Tracy Island Debate–A Valuable Lesson


The Background

(All names changed to avoid embarrassment).

In 1992, there was a surge of demand for Thunderbirds Tracy Island which meant all the parents rushed about to buy their kids one. Except us as we didn’t have much cash at the time.   Of course, Henry, the rich kid in the class, had parents who bought him the first one out. He bragged about it for weeks. Our kids had already learned the valuable lesson that there is no point wishing for something if you know there isn’t the money. However, bless Blue Peter, they showed you how to make one. Click here to see a 90-second version of how to make Tracy Island.

Well, we spent most of the weekend making it with our 8-year-old son, Sam, and 5-year-old daughter. It didn’t look quite as wonderful as the Blue Peter version…a bit raggedy and obviously homemade. However, all the doors worked, and to the kids, it was a wonderful achievement.

The Tracy Island Debate

Sam went off to school bouncing with enthusiasm on Monday morning.  Although Henry took great pleasure in saying that his “proper Tracy Island” was much better than Sam’s.  Sam is a natural Tigger and just ignored this.

Sam came out of school beaming and announced  “Teacher heard us quarrelling about Tracy Island. Tomorrow, Henry and I have to bring in our Tracy Islands. We are going to debate about which is the best.”

My heart sank as I thought all the kids would think the bought one best. I tried to hide my pessimism. The next day, Sam was so proud as he walked to school bearing his beloved Tracy Island. I spent the day thinking about a treat that might cheer him up when he came out of school with his pride in tatters. Mentally, I cursed the teacher for suggesting a debate and wondered how to explain that sometimes money wins.

I should have had more faith in the teacher. Sam came bounding out of school “Mum, Mum they all thought my Tracy Island was better than Henry’s”. Although it may have been that most of the kids weren’t keen on Henry, it may also have been the questions the teacher asked.

Sam said ” they said it was better because no one else had one like it. If it broke I could fix it, and I could use the money I saved on other things.”

A Valuable Lesson for Mum

So there I was trying to teach my kids that shop bought things weren’t always best, but not really believing it myself.

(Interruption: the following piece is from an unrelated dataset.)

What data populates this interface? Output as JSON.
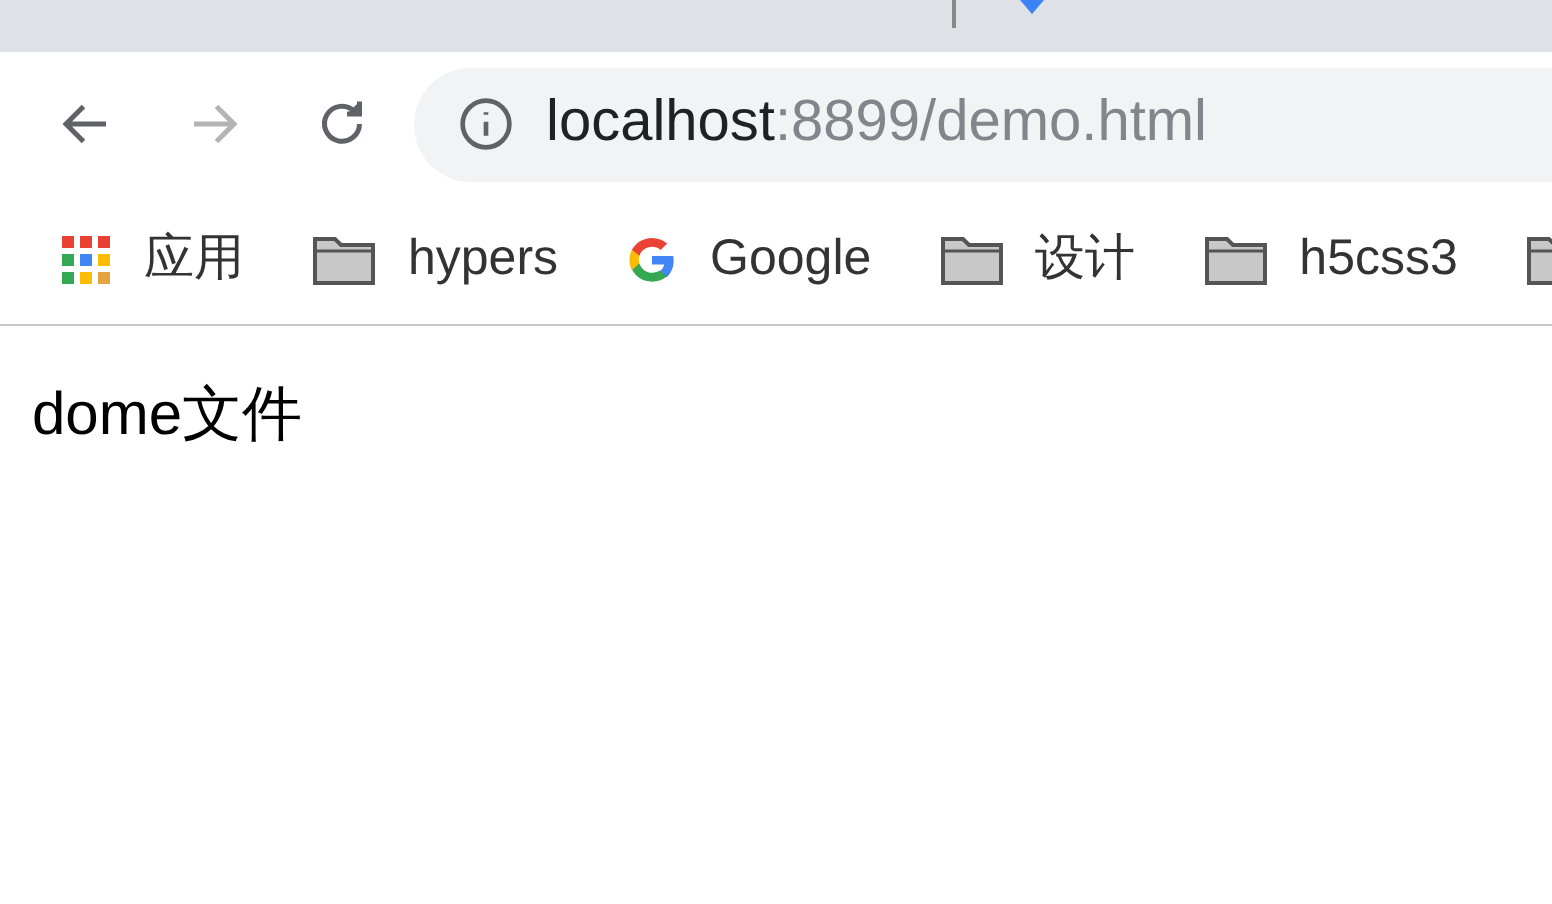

Thanks to a considerate and thoughtful teacher, not only did all the kids have a chance to discuss what was valuable, I too learned the lesson. It was one of several instances which reinforced my desire to learn more about how powerful questions can change attitudes. That’s why conflict resolution attracts me–asking questions that make people think.